Education Scholars Diane Ravitch and John E. Chubb Debate the Pros and Cons of the Controversial Federal Education Policy. Read the full article, The Future of No Child Left Behind, with Diane Ravitch and John E. Chubb
Marc Andreessen, venture capitalist and cocreator of the early web browser Mosaic, talks with EconTalk host Russ Roberts about how success in venture capital is more about winners that you missed, not losers that you backed.
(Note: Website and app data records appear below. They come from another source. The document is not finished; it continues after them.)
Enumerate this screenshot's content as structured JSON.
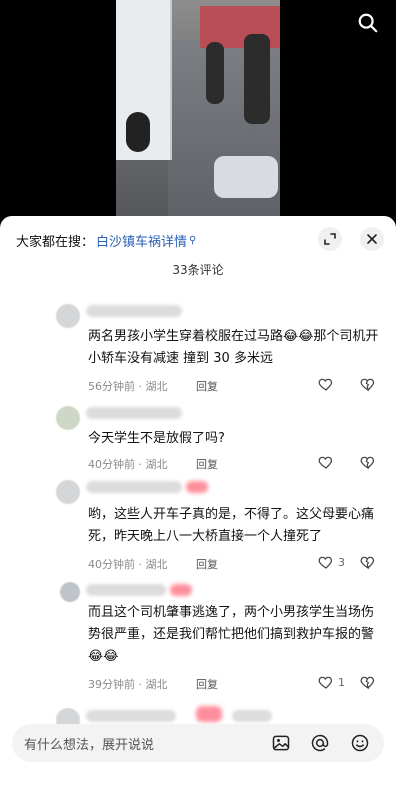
{
  "top_bar": {
    "search_icon": "search-icon"
  },
  "sheet": {
    "search_prefix": "大家都在搜：",
    "search_link": "白沙镇车祸详情",
    "comment_count": "33条评论",
    "collapse_icon": "collapse-icon",
    "close_icon": "close-icon"
  },
  "comments": [
    {
      "text": "两名男孩小学生穿着校服在过马路😂😂那个司机开小轿车没有减速 撞到 30 多米远",
      "time_location": "56分钟前 · 湖北",
      "reply_label": "回复",
      "like_count": ""
    },
    {
      "text": "今天学生不是放假了吗?",
      "time_location": "40分钟前 · 湖北",
      "reply_label": "回复",
      "like_count": ""
    },
    {
      "text": "哟，这些人开车子真的是，不得了。这父母要心痛死，昨天晚上八一大桥直接一个人撞死了",
      "time_location": "40分钟前 · 湖北",
      "reply_label": "回复",
      "like_count": "3"
    },
    {
      "text": "而且这个司机肇事逃逸了，两个小男孩学生当场伤势很严重，还是我们帮忙把他们搞到救护车报的警😂😂",
      "time_location": "39分钟前 · 湖北",
      "reply_label": "回复",
      "like_count": "1"
    }
  ],
  "input": {
    "placeholder": "有什么想法，展开说说",
    "image_icon": "image-icon",
    "mention_icon": "at-mention-icon",
    "emoji_icon": "emoji-icon"
  }
}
Other topics discussed include the rise of the developing world and the smartphone revolution, why Bitcoin is paving the way for innovative uses of the Internet, an optimistic view of the future of journalism, changes in the health care system, and the future of education around the world.
CNBC’s Maria Bartiromo interviews Michael Spence about his book,
According to the federal funds futures market, the Fed will begin raising rates sometime next year—with the federal funds rate reaching about ½ percent by December 2011.
Yesterday I spoke at a panel on “Monetary Policy in the Future,” with Ben Bernanke and Gill Marcus at an IMF event Rethinking Macro Policy.
The latest issue of Eureka, which explores vital topics for California's future, is now online.
LTG H.R. McMaster discusses the harbingers of future war and implications for the United States Army.
"Think-Learn-Analyze-Implement: How the Army Develops Capability and Capacity to Develop the Future Force" at College of William and Mary
The US Army develops capabilities to improve the combat effectiveness of the future force by using the "Think-Learn-Analyze-Implement" construct.
Anticipating the demands of future armed conflict requires an understanding of continuities in the nature of war as well as an appreciation for changes in the character for armed conflict.
Hoover Institution fellow David Brady talks about the future of America’s political parties.
Hoover Institution fellow Lanhee Chen talks about health care reform, immigration, and the future of conservatism.
Hoover Institution fellow George Shultz discusses changing demographics and what that will do to shape the future more than the politics of Washington.
Economist Martin Feldstein is projecting a future stock market correction based on his belief that long-term bond rates are going to continue to rise.